■ **TASK GOAL**: Every entry below is to be returned unchanged. Images are not part of the copy.

━━ EXERCISE MATERIAL ━━

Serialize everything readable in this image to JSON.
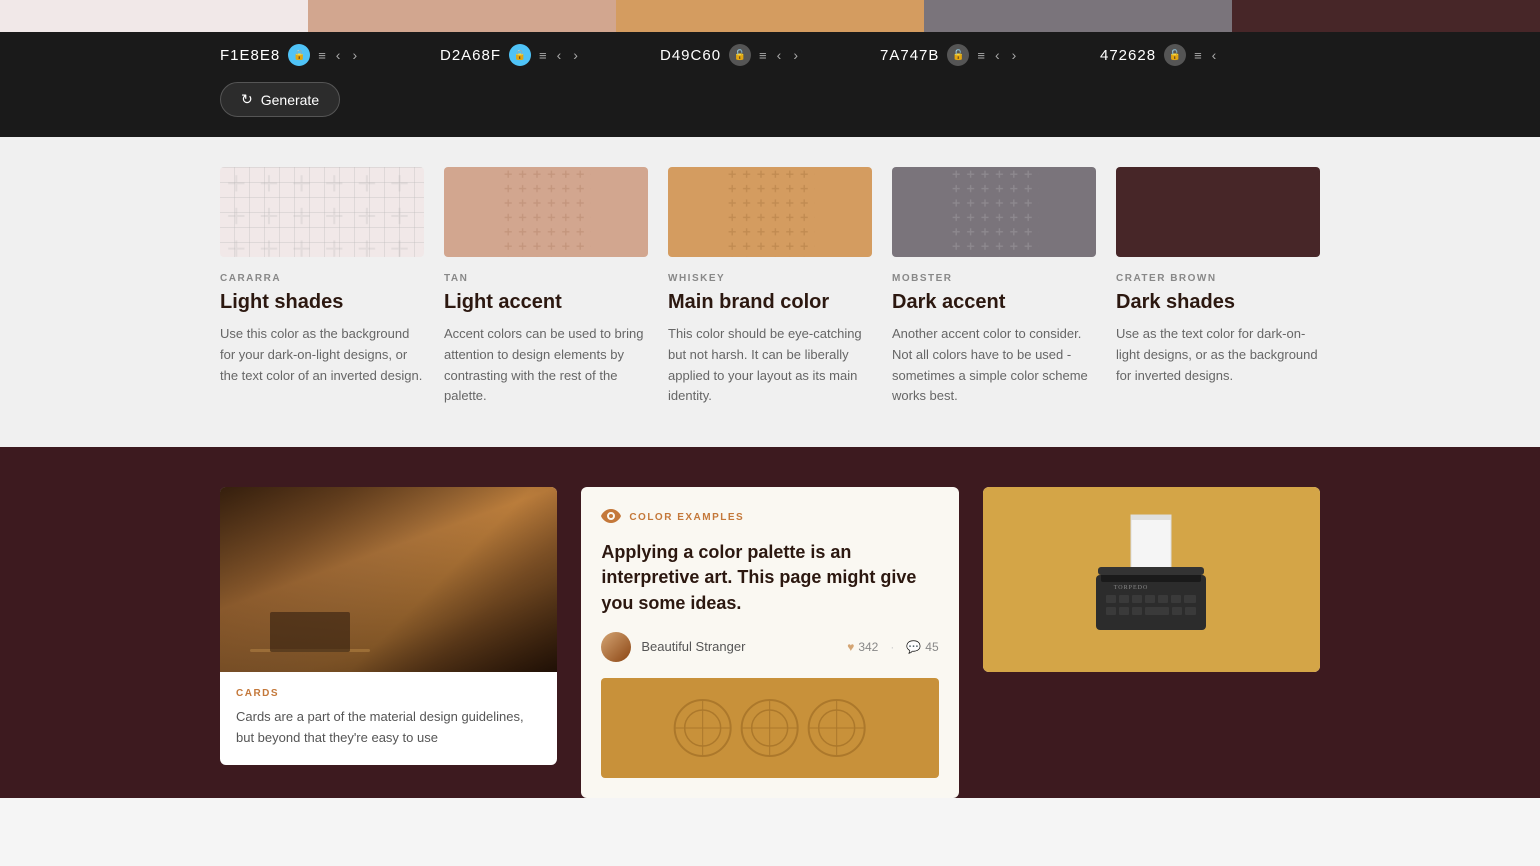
{
  "colors": {
    "swatch1": {
      "hex": "F1E8E8",
      "bg": "#f1e8e8"
    },
    "swatch2": {
      "hex": "D2A68F",
      "bg": "#d2a68f"
    },
    "swatch3": {
      "hex": "D49C60",
      "bg": "#d49c60"
    },
    "swatch4": {
      "hex": "7A747B",
      "bg": "#7a747b"
    },
    "swatch5": {
      "hex": "472628",
      "bg": "#472628"
    }
  },
  "controls": [
    {
      "hex": "F1E8E8",
      "locked": true,
      "lockColor": "blue"
    },
    {
      "hex": "D2A68F",
      "locked": true,
      "lockColor": "blue"
    },
    {
      "hex": "D49C60",
      "locked": false,
      "lockColor": "grey"
    },
    {
      "hex": "7A747B",
      "locked": false,
      "lockColor": "grey"
    },
    {
      "hex": "472628",
      "locked": false,
      "lockColor": "grey"
    }
  ],
  "generate": {
    "label": "Generate"
  },
  "palette": [
    {
      "swatchColor": "#f1e8e8",
      "pattern": true,
      "label": "CARARRA",
      "title": "Light shades",
      "desc": "Use this color as the background for your dark-on-light designs, or the text color of an inverted design."
    },
    {
      "swatchColor": "#d2a68f",
      "pattern": true,
      "label": "TAN",
      "title": "Light accent",
      "desc": "Accent colors can be used to bring attention to design elements by contrasting with the rest of the palette."
    },
    {
      "swatchColor": "#d49c60",
      "pattern": true,
      "label": "WHISKEY",
      "title": "Main brand color",
      "desc": "This color should be eye-catching but not harsh. It can be liberally applied to your layout as its main identity."
    },
    {
      "swatchColor": "#7a747b",
      "pattern": true,
      "label": "MOBSTER",
      "title": "Dark accent",
      "desc": "Another accent color to consider. Not all colors have to be used - sometimes a simple color scheme works best."
    },
    {
      "swatchColor": "#472628",
      "pattern": false,
      "label": "CRATER BROWN",
      "title": "Dark shades",
      "desc": "Use as the text color for dark-on-light designs, or as the background for inverted designs."
    }
  ],
  "bottom": {
    "cards_label": "CARDS",
    "cards_desc": "Cards are a part of the material design guidelines, but beyond that they're easy to use",
    "color_examples_tag": "COLOR EXAMPLES",
    "color_examples_title": "Applying a color palette is an interpretive art. This page might give you some ideas.",
    "author": "Beautiful Stranger",
    "likes": "342",
    "comments": "45"
  }
}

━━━

■ **FINISHED EXERCISE**:
Serialize everything readable in this image to JSON.
{
  "colors": {
    "swatch1": {
      "hex": "F1E8E8",
      "bg": "#f1e8e8"
    },
    "swatch2": {
      "hex": "D2A68F",
      "bg": "#d2a68f"
    },
    "swatch3": {
      "hex": "D49C60",
      "bg": "#d49c60"
    },
    "swatch4": {
      "hex": "7A747B",
      "bg": "#7a747b"
    },
    "swatch5": {
      "hex": "472628",
      "bg": "#472628"
    }
  },
  "controls": [
    {
      "hex": "F1E8E8",
      "locked": true,
      "lockColor": "blue"
    },
    {
      "hex": "D2A68F",
      "locked": true,
      "lockColor": "blue"
    },
    {
      "hex": "D49C60",
      "locked": false,
      "lockColor": "grey"
    },
    {
      "hex": "7A747B",
      "locked": false,
      "lockColor": "grey"
    },
    {
      "hex": "472628",
      "locked": false,
      "lockColor": "grey"
    }
  ],
  "generate": {
    "label": "Generate"
  },
  "palette": [
    {
      "swatchColor": "#f1e8e8",
      "pattern": true,
      "label": "CARARRA",
      "title": "Light shades",
      "desc": "Use this color as the background for your dark-on-light designs, or the text color of an inverted design."
    },
    {
      "swatchColor": "#d2a68f",
      "pattern": true,
      "label": "TAN",
      "title": "Light accent",
      "desc": "Accent colors can be used to bring attention to design elements by contrasting with the rest of the palette."
    },
    {
      "swatchColor": "#d49c60",
      "pattern": true,
      "label": "WHISKEY",
      "title": "Main brand color",
      "desc": "This color should be eye-catching but not harsh. It can be liberally applied to your layout as its main identity."
    },
    {
      "swatchColor": "#7a747b",
      "pattern": true,
      "label": "MOBSTER",
      "title": "Dark accent",
      "desc": "Another accent color to consider. Not all colors have to be used - sometimes a simple color scheme works best."
    },
    {
      "swatchColor": "#472628",
      "pattern": false,
      "label": "CRATER BROWN",
      "title": "Dark shades",
      "desc": "Use as the text color for dark-on-light designs, or as the background for inverted designs."
    }
  ],
  "bottom": {
    "cards_label": "CARDS",
    "cards_desc": "Cards are a part of the material design guidelines, but beyond that they're easy to use",
    "color_examples_tag": "COLOR EXAMPLES",
    "color_examples_title": "Applying a color palette is an interpretive art. This page might give you some ideas.",
    "author": "Beautiful Stranger",
    "likes": "342",
    "comments": "45"
  }
}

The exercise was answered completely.